The driver of the euro has changed a bit in recent months. Certainly expectations have.
Traders now expect the European Central Bank's new efforts to support its economies with ultra-easy monetary policy will drive yields lower. And this narrowing yield differential between the US and Europe will weigh on the common currency.
Remember, before, action from the ECB to support economies was seen as alleviating a Sovereign debt problem, reducing pressure on economies and leading the way to growth; and that was bullish for the euro.
Yesterday, when the ECB did not follow-up last month's rate cut with any new action, the euro took off. It rallied up through key resistance as the US dollar was hammered.
Ambrose Evans-Pritchard is quick to the scene, as always, with some comments:
The European Central Bank has refused to take any further measures to lift the eurozone out of recession and curb rising unemployment, counting on spontaneous recovery later this year to do the job.
Mario Draghi, the ECB’s president, said the wild moves in currencies and global stock markets over the past two weeks do not change the fundamental picture, though the bank has downgraded its economic forecasts and expects a deeper contraction of 0.6pc this year. “It is not enough to justify immediate action,” he said.
“The ECB seems to have given up. It is as if they have decided that there is not much more they can do and will simply allow events to run their course,” said David Owen from Jefferies Fixed Income.
Could it be this easy?
Is Draghi certain to come out in support of further ECB action to alleviate economic concerns after being accused of giving up? Will he be driven to open his mouth again and reassure the world that something can and will indeed be done?
I think the only question is when.
Two months?
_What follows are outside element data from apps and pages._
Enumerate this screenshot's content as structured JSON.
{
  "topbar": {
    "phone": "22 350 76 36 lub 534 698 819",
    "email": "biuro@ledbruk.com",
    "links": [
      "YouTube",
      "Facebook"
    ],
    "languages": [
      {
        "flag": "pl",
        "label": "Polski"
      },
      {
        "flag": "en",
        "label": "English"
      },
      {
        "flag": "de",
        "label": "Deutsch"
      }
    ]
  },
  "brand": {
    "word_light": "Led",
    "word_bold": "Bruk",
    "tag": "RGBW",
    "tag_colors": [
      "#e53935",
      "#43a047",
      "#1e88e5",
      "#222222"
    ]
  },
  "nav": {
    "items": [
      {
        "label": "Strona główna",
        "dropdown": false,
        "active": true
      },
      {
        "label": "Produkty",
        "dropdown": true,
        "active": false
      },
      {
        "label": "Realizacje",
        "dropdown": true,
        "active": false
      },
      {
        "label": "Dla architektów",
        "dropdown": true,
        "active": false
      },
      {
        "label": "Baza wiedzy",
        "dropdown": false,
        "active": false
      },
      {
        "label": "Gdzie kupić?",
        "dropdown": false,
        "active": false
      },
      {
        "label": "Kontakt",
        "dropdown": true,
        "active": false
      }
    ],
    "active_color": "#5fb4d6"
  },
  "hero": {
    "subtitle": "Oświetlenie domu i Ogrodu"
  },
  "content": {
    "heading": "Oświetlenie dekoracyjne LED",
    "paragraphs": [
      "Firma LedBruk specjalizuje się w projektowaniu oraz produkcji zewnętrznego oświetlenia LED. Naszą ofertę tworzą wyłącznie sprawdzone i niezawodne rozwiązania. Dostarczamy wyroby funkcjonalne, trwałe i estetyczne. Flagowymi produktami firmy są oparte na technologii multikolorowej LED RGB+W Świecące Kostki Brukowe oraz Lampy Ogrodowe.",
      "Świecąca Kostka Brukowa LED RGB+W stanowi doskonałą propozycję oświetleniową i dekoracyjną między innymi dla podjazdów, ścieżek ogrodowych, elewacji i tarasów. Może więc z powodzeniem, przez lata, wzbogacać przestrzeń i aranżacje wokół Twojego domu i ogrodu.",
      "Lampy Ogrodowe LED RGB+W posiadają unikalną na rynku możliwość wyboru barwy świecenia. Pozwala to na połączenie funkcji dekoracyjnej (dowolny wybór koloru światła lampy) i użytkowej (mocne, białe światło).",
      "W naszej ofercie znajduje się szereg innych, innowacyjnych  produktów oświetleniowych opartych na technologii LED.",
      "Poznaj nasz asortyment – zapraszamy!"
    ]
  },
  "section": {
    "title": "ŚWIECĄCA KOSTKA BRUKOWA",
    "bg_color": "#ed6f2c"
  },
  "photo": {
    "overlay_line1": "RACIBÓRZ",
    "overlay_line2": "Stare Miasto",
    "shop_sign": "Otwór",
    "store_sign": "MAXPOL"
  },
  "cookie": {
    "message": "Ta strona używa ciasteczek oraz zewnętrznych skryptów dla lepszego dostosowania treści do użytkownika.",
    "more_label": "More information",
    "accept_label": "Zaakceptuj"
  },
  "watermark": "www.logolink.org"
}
Two weeks? Two days?
If the technical picture has anything to say about it, the waiting period could be short-lived as expectations shift from "what have you done for me lately?" to "oh, it's just a matter of time."
In other words, the euro's recent climb could quickly hit a ceiling. And any reassurances from Mario Draghi's ECB could help turn the euro lower:
A third wave bumping up against a 61.8% Fibonacci retracement level looks like a logical stopping point. Aggressive traders may consider shorting EUR/USD between $1.33 and $1.34. Others may want to see EUR/USD break below a confluence of key moving averages before taking a short position.
US Nonfarm Payrolls to be released soon. Good luck!